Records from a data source
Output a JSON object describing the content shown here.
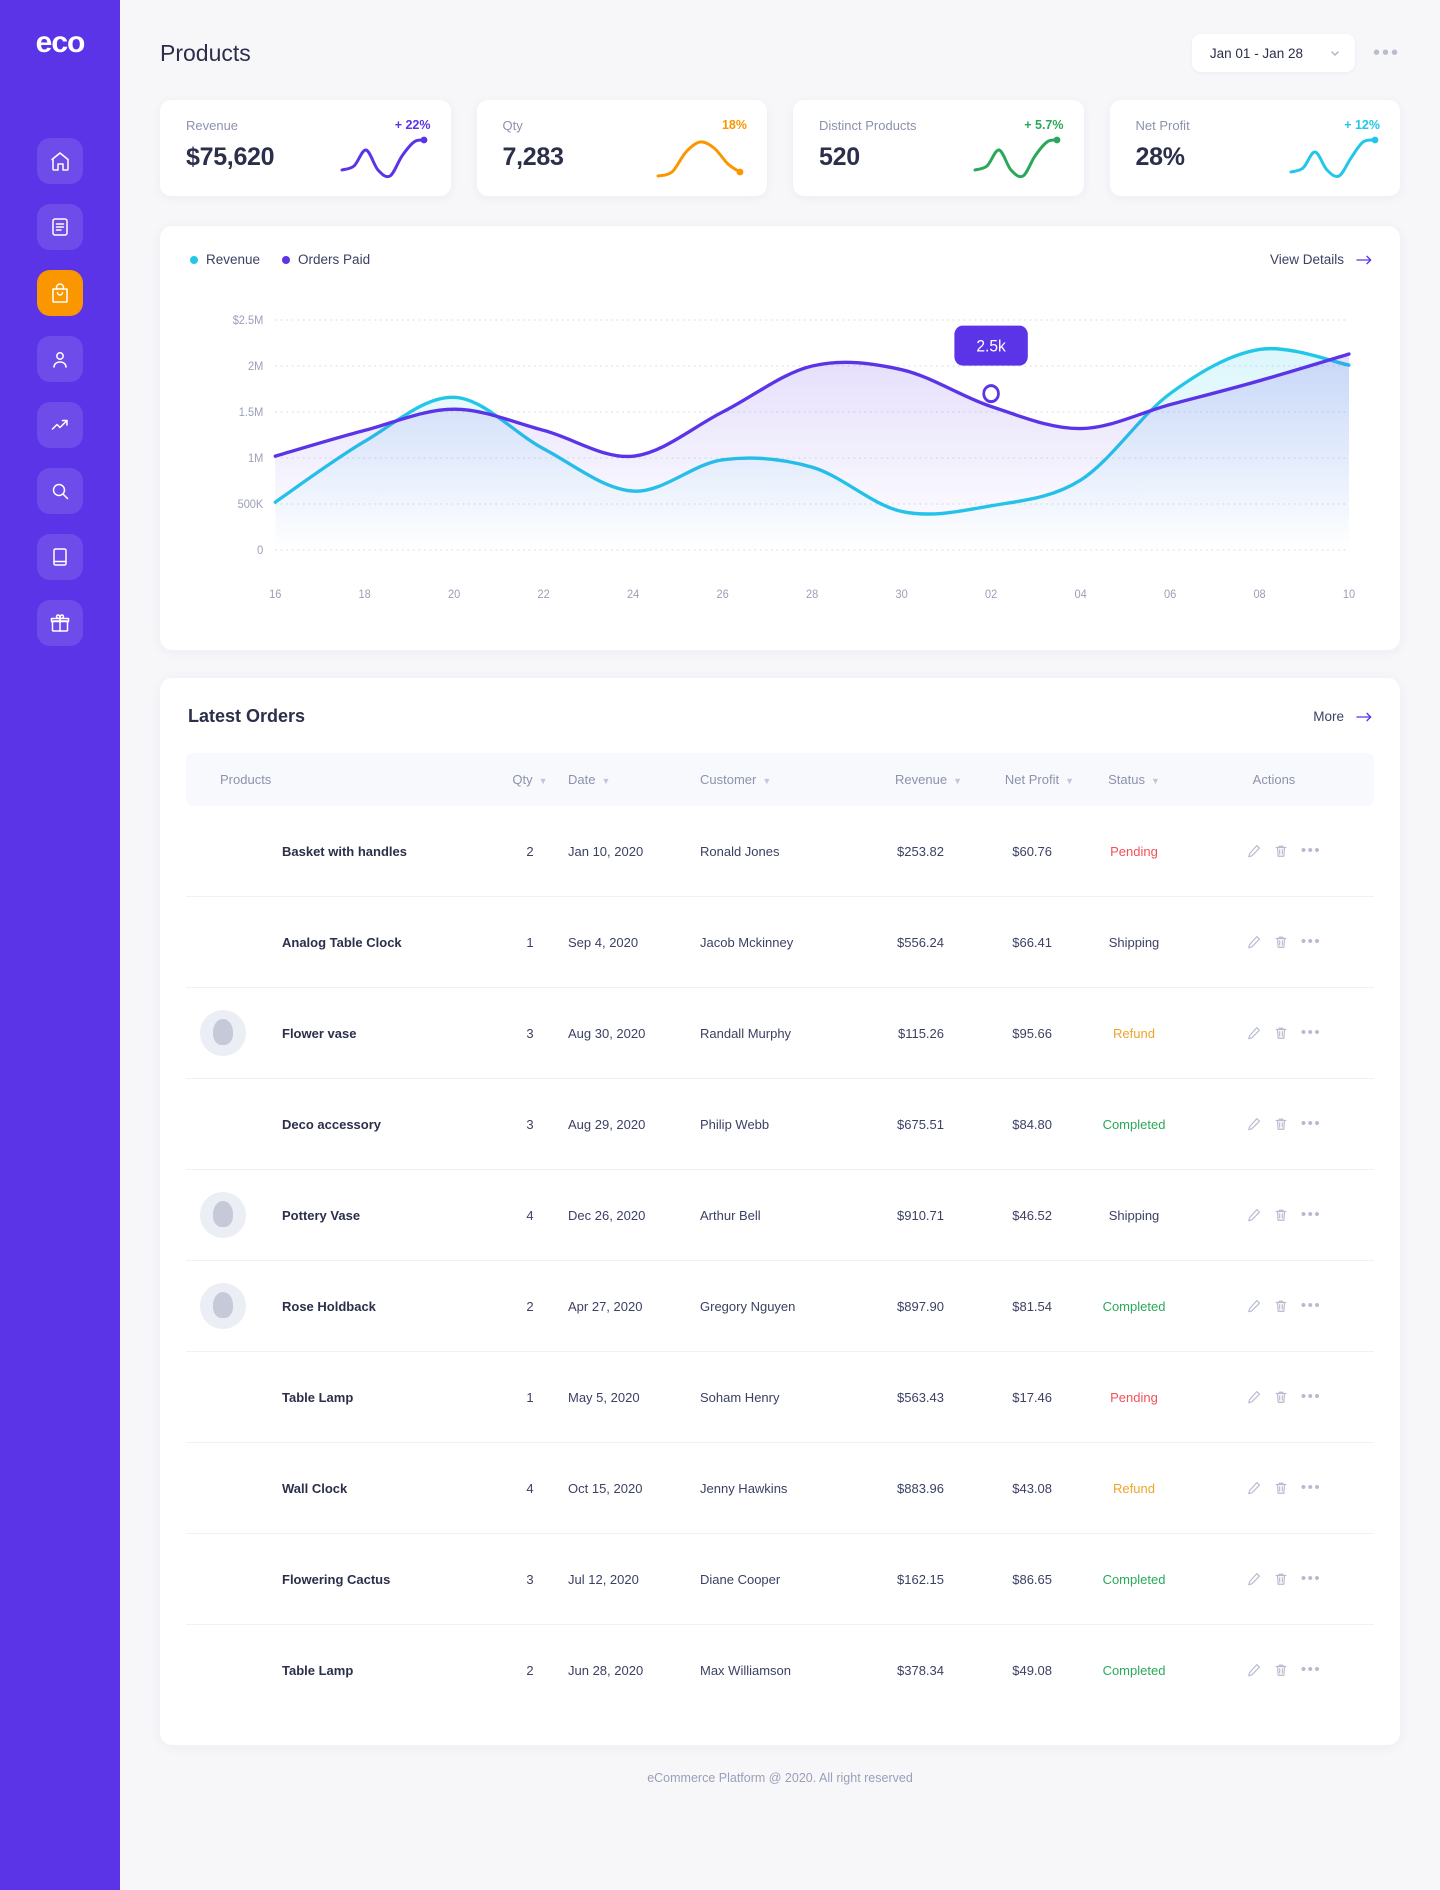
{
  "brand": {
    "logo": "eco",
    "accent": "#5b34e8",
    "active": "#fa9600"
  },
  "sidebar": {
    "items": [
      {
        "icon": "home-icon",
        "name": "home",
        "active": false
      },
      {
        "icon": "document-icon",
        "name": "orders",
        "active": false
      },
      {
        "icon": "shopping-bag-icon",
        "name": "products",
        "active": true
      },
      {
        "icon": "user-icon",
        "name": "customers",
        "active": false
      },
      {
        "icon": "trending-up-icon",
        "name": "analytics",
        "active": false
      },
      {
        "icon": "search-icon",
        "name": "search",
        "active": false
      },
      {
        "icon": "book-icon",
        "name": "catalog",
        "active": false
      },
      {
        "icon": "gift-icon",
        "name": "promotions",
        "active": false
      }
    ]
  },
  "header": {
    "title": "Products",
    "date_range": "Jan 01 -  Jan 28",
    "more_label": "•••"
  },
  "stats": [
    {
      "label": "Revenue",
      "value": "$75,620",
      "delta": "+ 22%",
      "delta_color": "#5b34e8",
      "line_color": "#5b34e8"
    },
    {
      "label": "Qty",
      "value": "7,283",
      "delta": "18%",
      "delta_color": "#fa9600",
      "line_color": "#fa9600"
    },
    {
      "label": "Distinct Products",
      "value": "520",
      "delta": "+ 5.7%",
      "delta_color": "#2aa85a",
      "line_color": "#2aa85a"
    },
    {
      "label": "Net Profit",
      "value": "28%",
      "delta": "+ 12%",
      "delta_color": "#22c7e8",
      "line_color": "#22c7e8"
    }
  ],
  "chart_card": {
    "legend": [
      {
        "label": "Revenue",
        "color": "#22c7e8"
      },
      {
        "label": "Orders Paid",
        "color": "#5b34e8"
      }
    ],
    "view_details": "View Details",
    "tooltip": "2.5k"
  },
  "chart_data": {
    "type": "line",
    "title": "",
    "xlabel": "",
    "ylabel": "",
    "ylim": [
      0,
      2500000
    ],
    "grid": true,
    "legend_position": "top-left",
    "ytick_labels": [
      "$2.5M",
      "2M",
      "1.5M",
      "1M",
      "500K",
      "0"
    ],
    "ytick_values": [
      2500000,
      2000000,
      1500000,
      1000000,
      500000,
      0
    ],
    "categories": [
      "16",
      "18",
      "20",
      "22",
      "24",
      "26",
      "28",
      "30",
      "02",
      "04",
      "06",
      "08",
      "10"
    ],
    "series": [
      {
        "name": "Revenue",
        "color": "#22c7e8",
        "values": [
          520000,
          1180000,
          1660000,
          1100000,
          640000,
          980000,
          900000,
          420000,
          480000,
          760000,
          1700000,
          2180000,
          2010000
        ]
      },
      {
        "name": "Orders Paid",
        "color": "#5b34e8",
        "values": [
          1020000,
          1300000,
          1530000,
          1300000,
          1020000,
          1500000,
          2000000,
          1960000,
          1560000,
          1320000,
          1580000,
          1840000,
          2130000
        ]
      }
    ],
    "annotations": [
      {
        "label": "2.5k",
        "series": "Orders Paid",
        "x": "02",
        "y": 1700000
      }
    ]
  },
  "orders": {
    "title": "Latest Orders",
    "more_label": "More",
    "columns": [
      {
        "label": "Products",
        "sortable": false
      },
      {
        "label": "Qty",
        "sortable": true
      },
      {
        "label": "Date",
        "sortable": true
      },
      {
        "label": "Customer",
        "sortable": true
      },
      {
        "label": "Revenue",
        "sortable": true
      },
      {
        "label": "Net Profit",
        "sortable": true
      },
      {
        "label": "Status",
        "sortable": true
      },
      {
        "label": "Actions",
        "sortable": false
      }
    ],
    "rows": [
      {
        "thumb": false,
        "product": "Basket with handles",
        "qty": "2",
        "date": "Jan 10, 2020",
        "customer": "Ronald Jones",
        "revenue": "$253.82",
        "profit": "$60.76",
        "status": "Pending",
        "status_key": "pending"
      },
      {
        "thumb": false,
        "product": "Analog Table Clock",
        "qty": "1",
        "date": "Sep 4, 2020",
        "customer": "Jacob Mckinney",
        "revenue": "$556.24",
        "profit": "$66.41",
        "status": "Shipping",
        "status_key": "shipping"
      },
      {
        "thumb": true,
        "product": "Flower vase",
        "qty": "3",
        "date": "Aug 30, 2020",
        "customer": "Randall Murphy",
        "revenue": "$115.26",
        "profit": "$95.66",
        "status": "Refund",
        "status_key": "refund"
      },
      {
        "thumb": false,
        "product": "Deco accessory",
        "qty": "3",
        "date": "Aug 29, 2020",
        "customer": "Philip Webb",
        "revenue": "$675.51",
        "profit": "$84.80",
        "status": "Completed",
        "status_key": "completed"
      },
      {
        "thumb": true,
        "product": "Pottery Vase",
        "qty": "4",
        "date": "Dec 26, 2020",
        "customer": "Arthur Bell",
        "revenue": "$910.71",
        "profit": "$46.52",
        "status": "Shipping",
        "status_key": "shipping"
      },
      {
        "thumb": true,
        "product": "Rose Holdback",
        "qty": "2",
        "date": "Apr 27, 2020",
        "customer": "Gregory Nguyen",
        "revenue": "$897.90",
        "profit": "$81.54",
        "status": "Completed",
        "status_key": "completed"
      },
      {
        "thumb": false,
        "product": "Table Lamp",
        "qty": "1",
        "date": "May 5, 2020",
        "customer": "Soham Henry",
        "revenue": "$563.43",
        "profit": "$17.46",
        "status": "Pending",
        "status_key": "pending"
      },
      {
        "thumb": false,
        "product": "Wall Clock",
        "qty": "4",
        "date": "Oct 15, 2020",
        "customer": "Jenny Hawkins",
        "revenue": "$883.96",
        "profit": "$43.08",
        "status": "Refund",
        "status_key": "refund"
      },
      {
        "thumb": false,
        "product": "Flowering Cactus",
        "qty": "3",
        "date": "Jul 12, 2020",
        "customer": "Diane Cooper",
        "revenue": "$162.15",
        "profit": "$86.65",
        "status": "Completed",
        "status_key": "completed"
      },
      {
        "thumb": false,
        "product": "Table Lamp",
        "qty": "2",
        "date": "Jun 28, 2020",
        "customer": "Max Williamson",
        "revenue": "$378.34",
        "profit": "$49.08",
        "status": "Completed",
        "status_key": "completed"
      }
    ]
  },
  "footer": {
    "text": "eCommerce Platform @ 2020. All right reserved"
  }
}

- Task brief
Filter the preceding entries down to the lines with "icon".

- Exercise answer
        "icon": "home-icon",
        "icon": "document-icon",
        "icon": "shopping-bag-icon",
        "icon": "user-icon",
        "icon": "trending-up-icon",
        "icon": "search-icon",
        "icon": "book-icon",
        "icon": "gift-icon",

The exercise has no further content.